• _What you need to do_:
Retype the whole listing that follows so that it matches the original exactly.

• _Dataset records_:
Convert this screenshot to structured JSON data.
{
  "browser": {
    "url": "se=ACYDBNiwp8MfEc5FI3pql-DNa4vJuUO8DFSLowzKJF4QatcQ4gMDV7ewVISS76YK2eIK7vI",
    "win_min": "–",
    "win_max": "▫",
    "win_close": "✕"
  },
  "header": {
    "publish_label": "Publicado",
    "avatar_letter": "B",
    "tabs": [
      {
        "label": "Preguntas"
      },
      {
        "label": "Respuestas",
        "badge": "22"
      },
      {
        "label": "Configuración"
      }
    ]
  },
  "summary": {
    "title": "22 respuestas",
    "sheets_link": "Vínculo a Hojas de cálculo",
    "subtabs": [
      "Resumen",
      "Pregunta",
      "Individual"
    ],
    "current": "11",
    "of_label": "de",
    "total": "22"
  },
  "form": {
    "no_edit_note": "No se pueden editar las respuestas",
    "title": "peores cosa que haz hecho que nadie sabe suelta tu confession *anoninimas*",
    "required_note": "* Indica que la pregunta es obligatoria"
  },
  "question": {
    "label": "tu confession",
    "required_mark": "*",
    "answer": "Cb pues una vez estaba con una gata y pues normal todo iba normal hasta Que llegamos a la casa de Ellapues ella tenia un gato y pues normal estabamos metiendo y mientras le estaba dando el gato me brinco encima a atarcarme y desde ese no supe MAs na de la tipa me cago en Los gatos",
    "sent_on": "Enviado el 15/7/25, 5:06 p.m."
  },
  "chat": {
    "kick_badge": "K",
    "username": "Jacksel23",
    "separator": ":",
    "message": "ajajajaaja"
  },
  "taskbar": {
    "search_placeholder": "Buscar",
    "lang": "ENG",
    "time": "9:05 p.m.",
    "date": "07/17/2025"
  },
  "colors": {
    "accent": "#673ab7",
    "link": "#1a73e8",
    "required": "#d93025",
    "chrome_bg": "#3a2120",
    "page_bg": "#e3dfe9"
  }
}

• _Result of the exercise_:
Convert this screenshot to structured JSON data.
{
  "browser": {
    "url": "se=ACYDBNiwp8MfEc5FI3pql-DNa4vJuUO8DFSLowzKJF4QatcQ4gMDV7ewVISS76YK2eIK7vI",
    "win_min": "–",
    "win_max": "▫",
    "win_close": "✕"
  },
  "header": {
    "publish_label": "Publicado",
    "avatar_letter": "B",
    "tabs": [
      {
        "label": "Preguntas"
      },
      {
        "label": "Respuestas",
        "badge": "22"
      },
      {
        "label": "Configuración"
      }
    ]
  },
  "summary": {
    "title": "22 respuestas",
    "sheets_link": "Vínculo a Hojas de cálculo",
    "subtabs": [
      "Resumen",
      "Pregunta",
      "Individual"
    ],
    "current": "11",
    "of_label": "de",
    "total": "22"
  },
  "form": {
    "no_edit_note": "No se pueden editar las respuestas",
    "title": "peores cosa que haz hecho que nadie sabe suelta tu confession *anoninimas*",
    "required_note": "* Indica que la pregunta es obligatoria"
  },
  "question": {
    "label": "tu confession",
    "required_mark": "*",
    "answer": "Cb pues una vez estaba con una gata y pues normal todo iba normal hasta Que llegamos a la casa de Ellapues ella tenia un gato y pues normal estabamos metiendo y mientras le estaba dando el gato me brinco encima a atarcarme y desde ese no supe MAs na de la tipa me cago en Los gatos",
    "sent_on": "Enviado el 15/7/25, 5:06 p.m."
  },
  "chat": {
    "kick_badge": "K",
    "username": "Jacksel23",
    "separator": ":",
    "message": "ajajajaaja"
  },
  "taskbar": {
    "search_placeholder": "Buscar",
    "lang": "ENG",
    "time": "9:05 p.m.",
    "date": "07/17/2025"
  },
  "colors": {
    "accent": "#673ab7",
    "link": "#1a73e8",
    "required": "#d93025",
    "chrome_bg": "#3a2120",
    "page_bg": "#e3dfe9"
  }
}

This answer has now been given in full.